We have extensive employee records for Burrard Dry Dock during and for a few years after World War II. Access to these is generally restricted to the employee and his or her immediate family.  

Our database is on line at www.dnv.org/nvma. Use Internet Explorer.

Source:
North Vancouver Museum and Archives
Community History Centre
3203 Institute Road , North Vancouver
604-987-5618
dide@dnv.org or nvarchives@telus.net

 

Appendix II

WVMA: West Vancouver House Research


Reference Materials

Published materials containing general information on DWV

A Place of Excellence by Bruce Ramsay (1987)
Building the West
edited by Donald Luxton (2003)
Place Names of West Vancouver
by Peter Hall (2004)
Heritage Policy Recommendations,
prepared for DWV by Foundation Group Designs (1988)
Destinations Time Walk
web exhibit with heritage walks at www.wvma.net
District web site at www.westvancouver.ca

Published materials for properties of note in DWV

Heritage Inventory prepared for DWV by Foundation Group Designs (1988)
The West Vancouver Survey of Significant Architecture 1945 – 1975,
Prepared for DWV by F.G. Architectural & Planning Consultants (1994)
DWV Public Art Inventory
compiled by Jayne Shrimpton (2001)

Specific Property Information

Municipal Hall (780 17th St, Mon-Fri 8:30 to 4:30)
Requires photo ID and written permission of owner

Second floor:
Permits
: History cards on individual properties; filed by address
Clerk’s
: Documents and agreements (e.g. easements, right-of-way, party-to-party agreements) filed by number indicated on Title Search documents; Council minutes 
Building: House plans; Legal surveys (not registered at Land Titles)
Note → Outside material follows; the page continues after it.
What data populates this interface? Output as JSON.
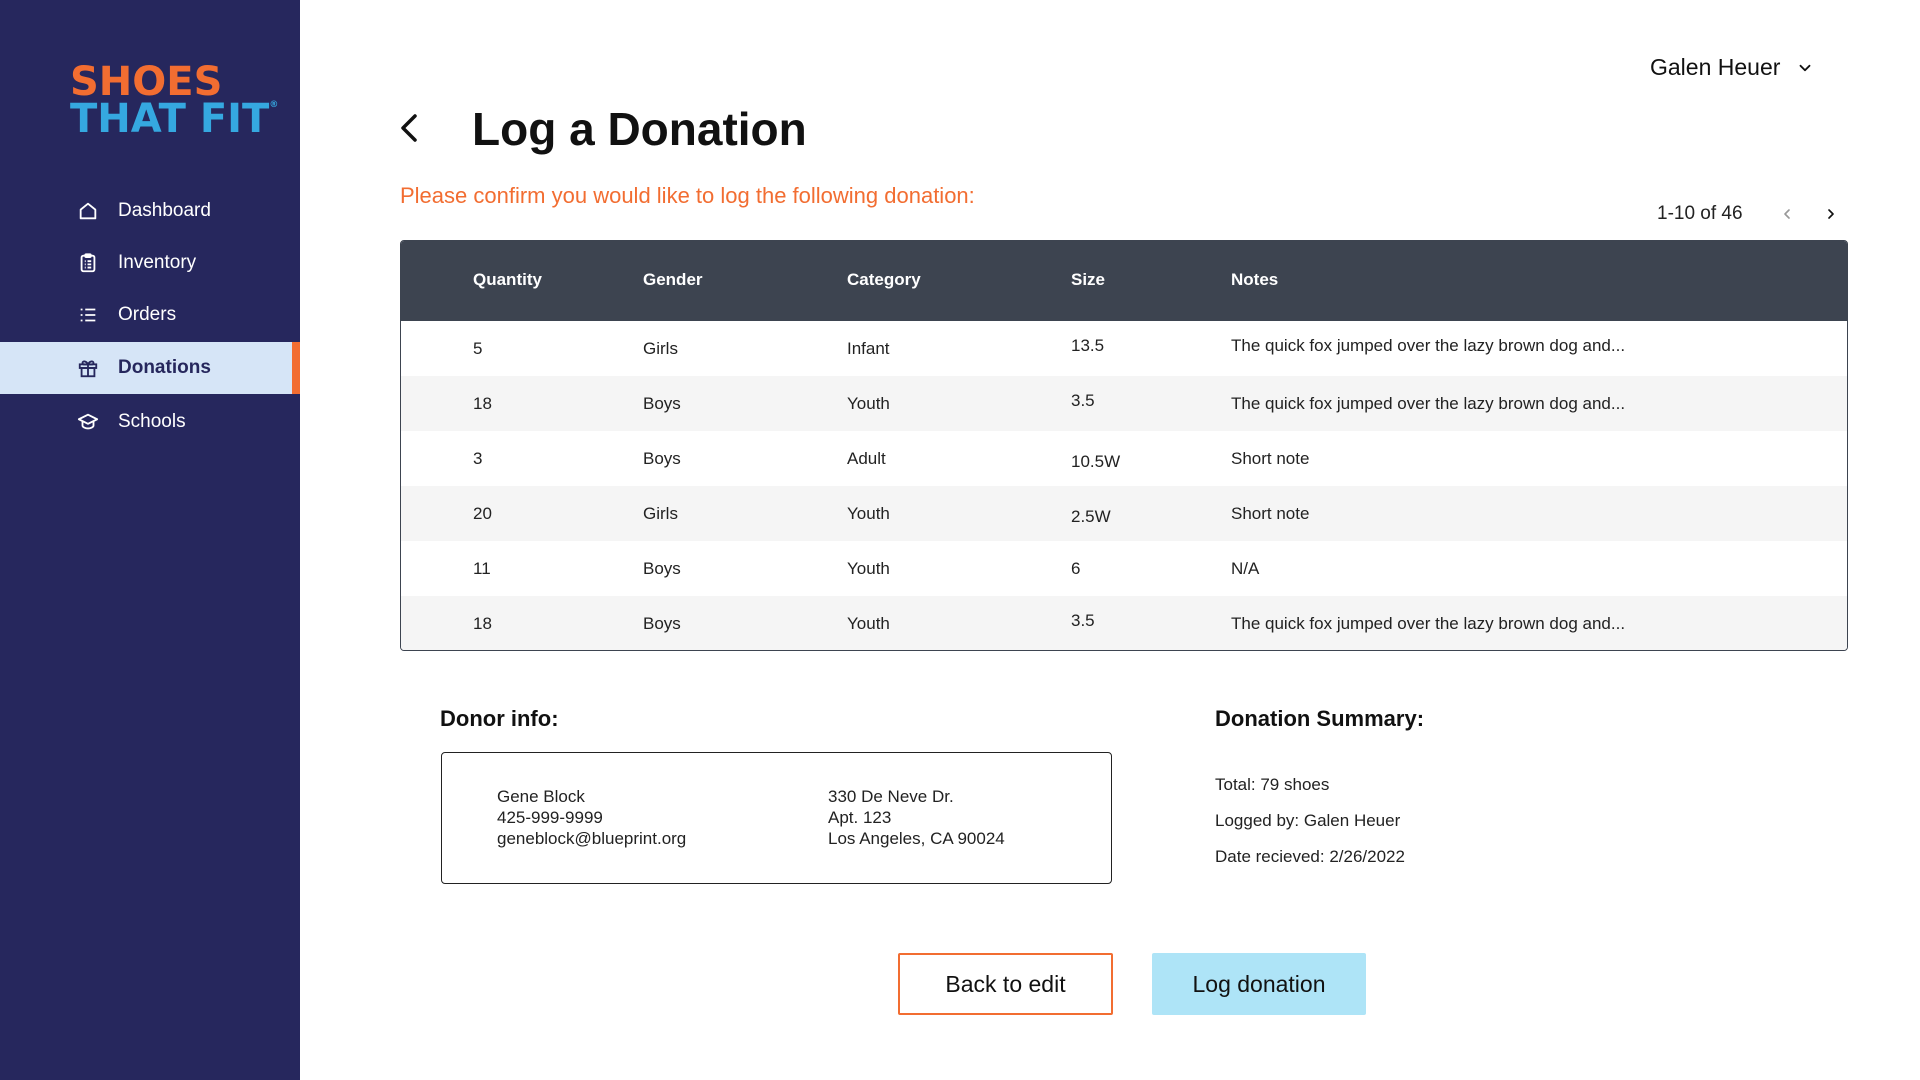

Third floor:
Planning
: Files on primary, secondary and support properties on the DWV Heritage Inventory
Engineering
: Water cards (utility hook-up dates); Legal plans (registered with Land Titles); Ortho (satellite) photos

West Vancouver Museum & Archives (650 17th St, Weds-Fri 12:30 to 3 pm/Hours subject to change)

Historical and aerial photograph collections; map collection
Clipping files on areas in West Vancouver
Microfiche of Lions Gate Times, West Van News and North Shore News (1926-1993)
"Criss-cross" BC Directories (1920, 1921, 1935, 1937-2001)
Fire insurance plans and legend (1930, 1938)
Tax Assessment Rolls
(1913 to 1930 currently available)

West Vancouver Memorial Library (1950 Marine Drive, Mon-Sun)

Historical photograph collection
Clipping files on areas in West Vancouver
Books on West Vancouver, heritage, architecture, people, etc.


Other Sources

Person-to-person

Discover and interview previous owners/occupants
Talk to your neighbours and long-time residents
Go to local history presentations that are of interest

Your House

Look for newspapers in pocket doors, wall lining, dates written under wallpaper if doing work — photograph and document!
Look for plaques or other mementos in attic and basement rafters
Research the style of house, the building materials, its fixtures etc.

Related Topics to Research

Research the history of your area, to provide general background — you may often serendipitously find references to your house or previous owners
Study significant businesses and past residents

The above guide was prepared by Lois Enns, former Archivist at West Vancouver Museum and Archives, for a workshop on researching house history during North Shore Heritage Weekend, September 2004.